(Page and application data records)
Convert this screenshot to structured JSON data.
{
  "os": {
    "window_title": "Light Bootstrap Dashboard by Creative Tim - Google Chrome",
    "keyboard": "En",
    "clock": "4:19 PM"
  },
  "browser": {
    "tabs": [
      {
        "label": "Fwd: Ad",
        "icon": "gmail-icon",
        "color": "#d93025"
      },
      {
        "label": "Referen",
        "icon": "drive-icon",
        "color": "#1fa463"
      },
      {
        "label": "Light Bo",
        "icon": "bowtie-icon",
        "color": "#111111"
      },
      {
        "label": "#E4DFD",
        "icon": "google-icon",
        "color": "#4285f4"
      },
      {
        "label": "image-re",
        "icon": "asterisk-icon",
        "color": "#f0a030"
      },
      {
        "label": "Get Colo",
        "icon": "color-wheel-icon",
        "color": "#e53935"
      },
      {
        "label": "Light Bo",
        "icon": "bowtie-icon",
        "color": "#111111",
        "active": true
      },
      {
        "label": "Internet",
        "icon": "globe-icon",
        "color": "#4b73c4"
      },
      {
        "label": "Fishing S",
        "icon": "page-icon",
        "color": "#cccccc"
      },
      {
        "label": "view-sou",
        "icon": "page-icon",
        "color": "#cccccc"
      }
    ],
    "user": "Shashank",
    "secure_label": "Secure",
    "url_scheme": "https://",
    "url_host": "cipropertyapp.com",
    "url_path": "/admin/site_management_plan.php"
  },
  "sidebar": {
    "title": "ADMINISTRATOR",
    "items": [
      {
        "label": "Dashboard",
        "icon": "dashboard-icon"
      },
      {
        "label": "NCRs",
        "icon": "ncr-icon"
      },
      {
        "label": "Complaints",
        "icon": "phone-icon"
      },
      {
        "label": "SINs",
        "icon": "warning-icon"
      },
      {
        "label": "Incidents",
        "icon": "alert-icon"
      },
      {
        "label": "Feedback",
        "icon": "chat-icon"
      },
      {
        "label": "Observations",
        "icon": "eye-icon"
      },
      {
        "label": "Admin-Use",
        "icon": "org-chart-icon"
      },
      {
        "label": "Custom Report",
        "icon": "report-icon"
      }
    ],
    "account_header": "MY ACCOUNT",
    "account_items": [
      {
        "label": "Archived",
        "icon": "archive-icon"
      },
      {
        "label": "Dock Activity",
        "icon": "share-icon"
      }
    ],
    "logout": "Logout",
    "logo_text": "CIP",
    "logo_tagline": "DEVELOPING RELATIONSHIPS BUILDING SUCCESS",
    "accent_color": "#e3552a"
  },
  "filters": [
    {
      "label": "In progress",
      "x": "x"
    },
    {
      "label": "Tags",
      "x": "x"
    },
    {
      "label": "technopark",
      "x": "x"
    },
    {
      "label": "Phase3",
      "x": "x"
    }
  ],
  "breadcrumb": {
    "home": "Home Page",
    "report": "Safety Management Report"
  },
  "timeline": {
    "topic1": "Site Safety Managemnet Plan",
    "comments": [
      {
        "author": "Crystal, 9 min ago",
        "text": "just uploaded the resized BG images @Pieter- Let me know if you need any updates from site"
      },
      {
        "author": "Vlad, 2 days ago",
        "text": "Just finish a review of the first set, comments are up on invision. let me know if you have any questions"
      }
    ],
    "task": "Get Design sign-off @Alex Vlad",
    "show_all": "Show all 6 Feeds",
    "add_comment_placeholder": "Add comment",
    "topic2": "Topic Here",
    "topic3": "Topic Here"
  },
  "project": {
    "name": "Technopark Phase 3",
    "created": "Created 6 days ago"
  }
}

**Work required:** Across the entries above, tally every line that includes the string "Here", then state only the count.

**Task response:** 2